We are feeling it. Most of us did not sign up to be a teacher all day while maintaining our jobs as best we can from home. Family time is great, but too much of it — along with the normal stress of raising and supporting a family compounded by the impact of a global pandemic — can cause stress that none of us has felt before. In addition, we are drowning in guilt. Guilt that we aren’t doing enough, doing too much, not doing anything well. We dream of that big yellow bus pulling up in front of our homes to whisk our happy children off to school.
Until the day that bus comes back we are all faced with a new reality. You’ve seen the many tips and tools that have been shared online and elsewhere. Some are great; some not so much. In the interest of saving you time and effort of wading through everything that’s out there, here is some of the better advice along with my personal tips and tricks.
By now your family has created a rhythm to the day. These patterns provide comfort and reduce anxiety. Although consistency is important, allow some flexibility in your daily routine when needed. We are not living in a predictable world so flexibility is key to maintaining balance.
7 best tips and tricks for parents
1. Assign and maintain household chores for kids
- Most children can help out around the house. With everyone being home make sure your children help with family responsibilities such as dishes, cleaning, garbage etc. With a pandemic each family is a team and we need to help one another through this time.
2. Be gentle – aka forgiving – with yourself as a parent
- These are difficult times. Allow yourself time to focus on your needs and recharge your batteries.
3. Allow for flexibility
- Maintaining consistency and routines is important, yet it’s important to remember these are truly extraordinary circumstances
- If you need to allow additional screen time for the kids while you get something done for work or if you let them sleep late while you enjoy some rare quiet time – that’s O.K.
- If you need to bend your own rules or establish new boundaries, allow yourself the ability to adjust as needed. Remind yourself you are parenting in a situation that has not been experienced by our generation
- Adjust your expectations – for yourself and your family. Maintaining normal expectations during these times may only increase stress and anxiety.
4. Choose your battles
- Choose the behaviors that are most important to you and focus on just those. If you don’t you may be spending a lot of your time arguing with your child and no one has the time or energy for that.
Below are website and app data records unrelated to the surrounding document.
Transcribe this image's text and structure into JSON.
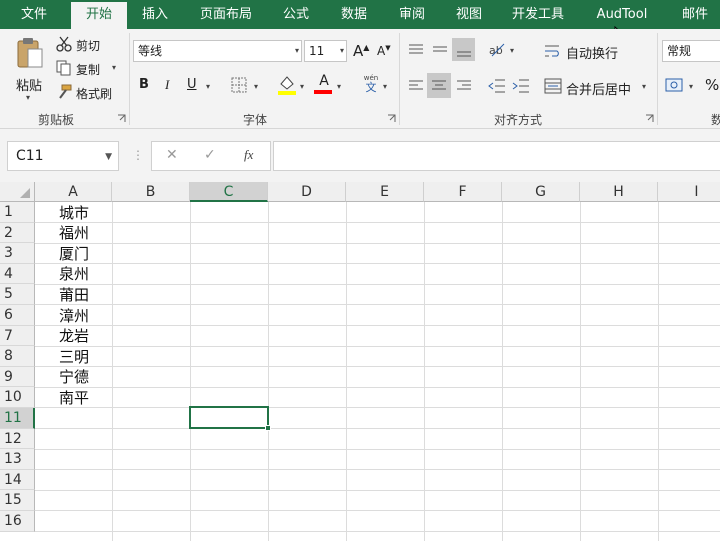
{
  "tabs": [
    "文件",
    "开始",
    "插入",
    "页面布局",
    "公式",
    "数据",
    "审阅",
    "视图",
    "开发工具",
    "AudTool",
    "邮件"
  ],
  "active_tab": "开始",
  "clipboard": {
    "paste": "粘贴",
    "cut": "剪切",
    "copy": "复制",
    "format_painter": "格式刷",
    "group_label": "剪贴板"
  },
  "font": {
    "name": "等线",
    "size": "11",
    "bold": "B",
    "italic": "I",
    "underline": "U",
    "grow": "A",
    "shrink": "A",
    "group_label": "字体",
    "phonetic_top": "wén",
    "phonetic_bottom": "文"
  },
  "alignment": {
    "wrap_text": "自动换行",
    "merge_center": "合并后居中",
    "group_label": "对齐方式"
  },
  "number": {
    "format": "常规",
    "percent": "%",
    "group_label_partial": "数"
  },
  "formula_bar": {
    "name_box": "C11",
    "cancel": "✕",
    "enter": "✓",
    "fx": "fx",
    "value": ""
  },
  "columns": [
    "A",
    "B",
    "C",
    "D",
    "E",
    "F",
    "G",
    "H",
    "I"
  ],
  "rows": [
    "1",
    "2",
    "3",
    "4",
    "5",
    "6",
    "7",
    "8",
    "9",
    "10",
    "11",
    "12",
    "13",
    "14",
    "15",
    "16"
  ],
  "selected_column": "C",
  "selected_row": "11",
  "column_a": [
    "城市",
    "福州",
    "厦门",
    "泉州",
    "莆田",
    "漳州",
    "龙岩",
    "三明",
    "宁德",
    "南平"
  ],
  "colors": {
    "accent": "#217346",
    "fill_yellow": "#ffff00",
    "font_red": "#ff0000"
  }
}
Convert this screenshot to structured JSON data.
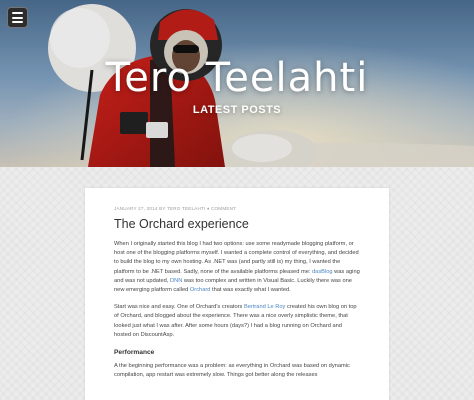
{
  "header": {
    "menu_icon": "hamburger-menu-icon",
    "site_title": "Tero Teelahti",
    "subtitle": "LATEST POSTS"
  },
  "post": {
    "meta": {
      "date": "JANUARY 27, 2014",
      "by": "BY",
      "author": "TERO TEELAHTI",
      "separator": "♦",
      "comment": "COMMENT"
    },
    "title": "The Orchard experience",
    "p1": {
      "a": "When I originally started this blog I had two options: use some readymade blogging platform, or host one of the blogging platforms myself. I wanted a complete control of everything, and decided to build the blog to my own hosting. As .NET was (and partly still is) my thing, I wanted the platform to be .NET based. Sadly, none of the available platforms pleased me: ",
      "link1": "dasBlog",
      "b": " was aging and was not updated, ",
      "link2": "DNN",
      "c": " was too complex and written in Visual Basic. Luckily there was one new emerging platform called ",
      "link3": "Orchard",
      "d": " that was exactly what I wanted."
    },
    "p2": {
      "a": "Start was nice and easy. One of Orchard's creators ",
      "link1": "Bertrand Le Roy",
      "b": " created his own blog on top of Orchard, and blogged about the experience. There was a nice overly simplistic theme, that looked just what I was after. After some hours (days?) I had a blog running on Orchard and hosted on DiscountAsp."
    },
    "heading": "Performance",
    "p3": "A the beginning performance was a problem: as everything in Orchard was based on dynamic compilation, app restart was extremely slow. Things got better along the releases"
  }
}
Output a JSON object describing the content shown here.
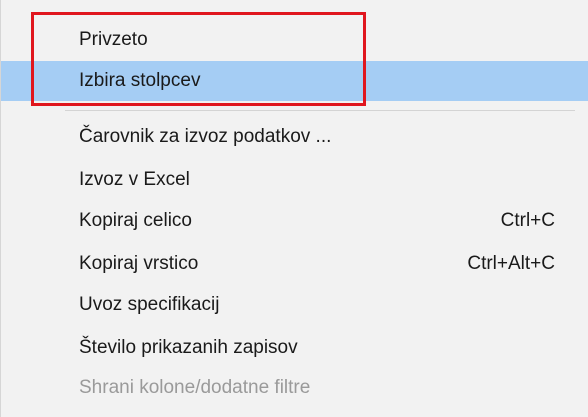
{
  "context_menu": {
    "items": [
      {
        "label": "Privzeto",
        "shortcut": ""
      },
      {
        "label": "Izbira stolpcev",
        "shortcut": "",
        "state": "hovered"
      },
      {
        "label": "Čarovnik za izvoz podatkov ...",
        "shortcut": ""
      },
      {
        "label": "Izvoz v Excel",
        "shortcut": ""
      },
      {
        "label": "Kopiraj celico",
        "shortcut": "Ctrl+C"
      },
      {
        "label": "Kopiraj vrstico",
        "shortcut": "Ctrl+Alt+C"
      },
      {
        "label": "Uvoz specifikacij",
        "shortcut": ""
      },
      {
        "label": "Število prikazanih zapisov",
        "shortcut": ""
      },
      {
        "label": "Shrani kolone/dodatne filtre",
        "shortcut": "",
        "state": "disabled"
      }
    ]
  },
  "colors": {
    "menu_background": "#f2f2f2",
    "hover_background": "#a5cdf4",
    "annotation_border": "#e0161e",
    "disabled_text": "#9a9a9a"
  }
}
5. Accept disappointment & empathize
- Home from college, no prom, sports cancelled, can’t see friends — your kids are disappointed. Most kids are feeling the first real social disappointment they’ve ever experienced outside of the normal ups and downs of friendships and relationships.
- As your child shows disappointment in the way life is right now, recognize their loss as real. Expressing empathy is a great way to open up communication and help your child become more resilient.
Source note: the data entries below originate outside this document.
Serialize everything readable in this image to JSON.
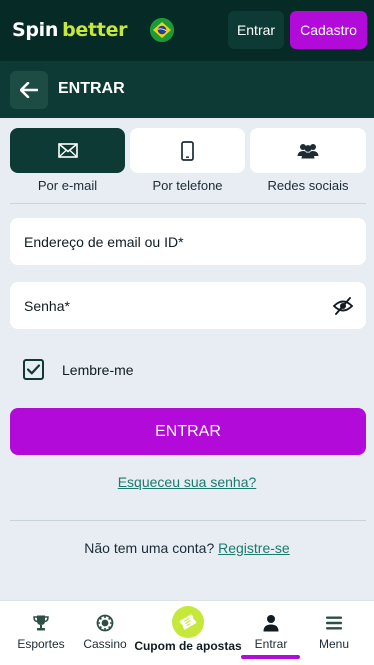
{
  "header": {
    "logo_spin": "Spin",
    "logo_better": "better",
    "flag_icon": "brazil-flag-icon",
    "login_label": "Entrar",
    "register_label": "Cadastro"
  },
  "subheader": {
    "back_icon": "arrow-left-icon",
    "title": "ENTRAR"
  },
  "tabs": [
    {
      "label": "Por e-mail",
      "icon": "envelope-icon",
      "active": true
    },
    {
      "label": "Por telefone",
      "icon": "smartphone-icon",
      "active": false
    },
    {
      "label": "Redes sociais",
      "icon": "users-icon",
      "active": false
    }
  ],
  "form": {
    "email_placeholder": "Endereço de email ou ID*",
    "password_placeholder": "Senha*",
    "remember_label": "Lembre-me",
    "remember_checked": true,
    "submit_label": "ENTRAR",
    "forgot_label": "Esqueceu sua senha?",
    "no_account_text": "Não tem uma conta?",
    "register_link": "Registre-se"
  },
  "bottom_nav": [
    {
      "label": "Esportes",
      "icon": "trophy-icon"
    },
    {
      "label": "Cassino",
      "icon": "casino-chip-icon"
    },
    {
      "label": "Cupom de apostas",
      "icon": "ticket-icon"
    },
    {
      "label": "Entrar",
      "icon": "user-icon",
      "active": true
    },
    {
      "label": "Menu",
      "icon": "hamburger-menu-icon"
    }
  ],
  "colors": {
    "header_bg": "#062a25",
    "subheader_bg": "#0d3a34",
    "accent_purple": "#b20bd9",
    "accent_lime": "#c6e83a",
    "link_teal": "#1a7a6e",
    "page_bg": "#e7edf3"
  }
}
6. But don’t let your older kids shirk their responsibilities
- If your children are older, they are fully capable of doing their school work and connecting with teachers. Make sure you are putting this responsibility on your child. That is one burden that you should not have to carry
- If your children have always needed more help, choose one time during the day to check their progress.
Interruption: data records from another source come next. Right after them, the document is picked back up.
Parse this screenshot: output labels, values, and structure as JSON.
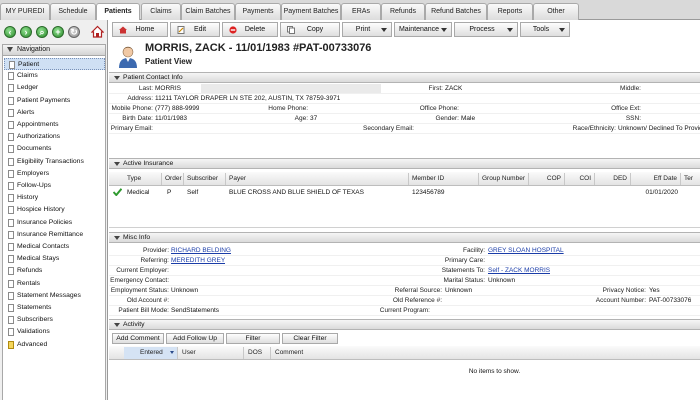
{
  "top_tabs": [
    "MY PUREDI",
    "Schedule",
    "Patients",
    "Claims",
    "Claim Batches",
    "Payments",
    "Payment Batches",
    "ERAs",
    "Refunds",
    "Refund Batches",
    "Reports",
    "Other"
  ],
  "nav": {
    "title": "Navigation",
    "items": [
      "Patient",
      "Claims",
      "Ledger",
      "Patient Payments",
      "Alerts",
      "Appointments",
      "Authorizations",
      "Documents",
      "Eligibility Transactions",
      "Employers",
      "Follow-Ups",
      "History",
      "Hospice History",
      "Insurance Policies",
      "Insurance Remittance",
      "Medical Contacts",
      "Medical Stays",
      "Refunds",
      "Rentals",
      "Statement Messages",
      "Statements",
      "Subscribers",
      "Validations",
      "Advanced"
    ]
  },
  "toolbar": {
    "home": "Home",
    "edit": "Edit",
    "delete": "Delete",
    "copy": "Copy",
    "print": "Print",
    "maintenance": "Maintenance",
    "process": "Process",
    "tools": "Tools"
  },
  "header": {
    "name": "MORRIS, ZACK - 11/01/1983 #PAT-00733076",
    "subtitle": "Patient View"
  },
  "contact": {
    "title": "Patient Contact Info",
    "last_label": "Last:",
    "last": "MORRIS",
    "first_label": "First:",
    "first": "ZACK",
    "middle_label": "Middle:",
    "middle": "",
    "address_label": "Address:",
    "address": "11211 TAYLOR DRAPER LN STE 202, AUSTIN, TX 78759-3971",
    "mobile_label": "Mobile Phone:",
    "mobile": "(777) 888-9999",
    "home_phone_label": "Home Phone:",
    "home_phone": "",
    "office_phone_label": "Office Phone:",
    "office_phone": "",
    "office_ext_label": "Office Ext:",
    "office_ext": "",
    "birth_label": "Birth Date:",
    "birth": "11/01/1983",
    "age_label": "Age:",
    "age": "37",
    "gender_label": "Gender:",
    "gender": "Male",
    "ssn_label": "SSN:",
    "ssn": "",
    "primary_email_label": "Primary Email:",
    "primary_email": "",
    "secondary_email_label": "Secondary Email:",
    "secondary_email": "",
    "race_label": "Race/Ethnicity:",
    "race": "Unknown/ Declined To Provide"
  },
  "insurance": {
    "title": "Active Insurance",
    "columns": [
      "Type",
      "Order",
      "Subscriber",
      "Payer",
      "Member ID",
      "Group Number",
      "COP",
      "COI",
      "DED",
      "Eff Date",
      "Ter"
    ],
    "row": {
      "type": "Medical",
      "order": "P",
      "subscriber": "Self",
      "payer": "BLUE CROSS AND BLUE SHIELD OF TEXAS",
      "member_id": "123456789",
      "group": "",
      "cop": "",
      "coi": "",
      "ded": "",
      "eff": "01/01/2020",
      "ter": ""
    }
  },
  "misc": {
    "title": "Misc Info",
    "provider_label": "Provider:",
    "provider": "RICHARD BELDING",
    "facility_label": "Facility:",
    "facility": "GREY SLOAN HOSPITAL",
    "referring_label": "Referring:",
    "referring": "MEREDITH GREY",
    "primary_care_label": "Primary Care:",
    "primary_care": "",
    "employer_label": "Current Employer:",
    "employer": "",
    "statements_to_label": "Statements To:",
    "statements_to": "Self - ZACK MORRIS",
    "emergency_label": "Emergency Contact:",
    "emergency": "",
    "marital_label": "Marital Status:",
    "marital": "Unknown",
    "emp_status_label": "Employment Status:",
    "emp_status": "Unknown",
    "ref_source_label": "Referral Source:",
    "ref_source": "Unknown",
    "privacy_label": "Privacy Notice:",
    "privacy": "Yes",
    "old_account_label": "Old Account #:",
    "old_account": "",
    "old_reference_label": "Old Reference #:",
    "old_reference": "",
    "account_number_label": "Account Number:",
    "account_number": "PAT-00733076",
    "bill_mode_label": "Patient Bill Mode:",
    "bill_mode": "SendStatements",
    "current_program_label": "Current Program:",
    "current_program": ""
  },
  "activity": {
    "title": "Activity",
    "buttons": {
      "add_comment": "Add Comment",
      "add_follow_up": "Add Follow Up",
      "filter": "Filter",
      "clear_filter": "Clear Filter"
    },
    "columns": [
      "Entered",
      "User",
      "DOS",
      "Comment"
    ],
    "empty": "No items to show."
  }
}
- Set expectations and implement natural consequences. An example of this would be: “I am going to check your work at 3 o’clock. If you have everything complete the afternoon is yours. If not, you have to finish your work before screen or play time” This puts the responsibility on the child and the consequence is there if they choose not to accept it.
7. Reach out
- Use online tools like Google Hangouts or Zoom to reach out to friends or family. Download the “House Party” app to have a virtual “Happy Hour.” Call using Facetime instead of just voice for additional interaction. You’ll quickly realize your friends and family are going through the same trials, tribulations and BOREDOM you are experiencing
Empathy, support, encouragement is what everyone needs right now. Please feel free to reach out directly to me with any questions.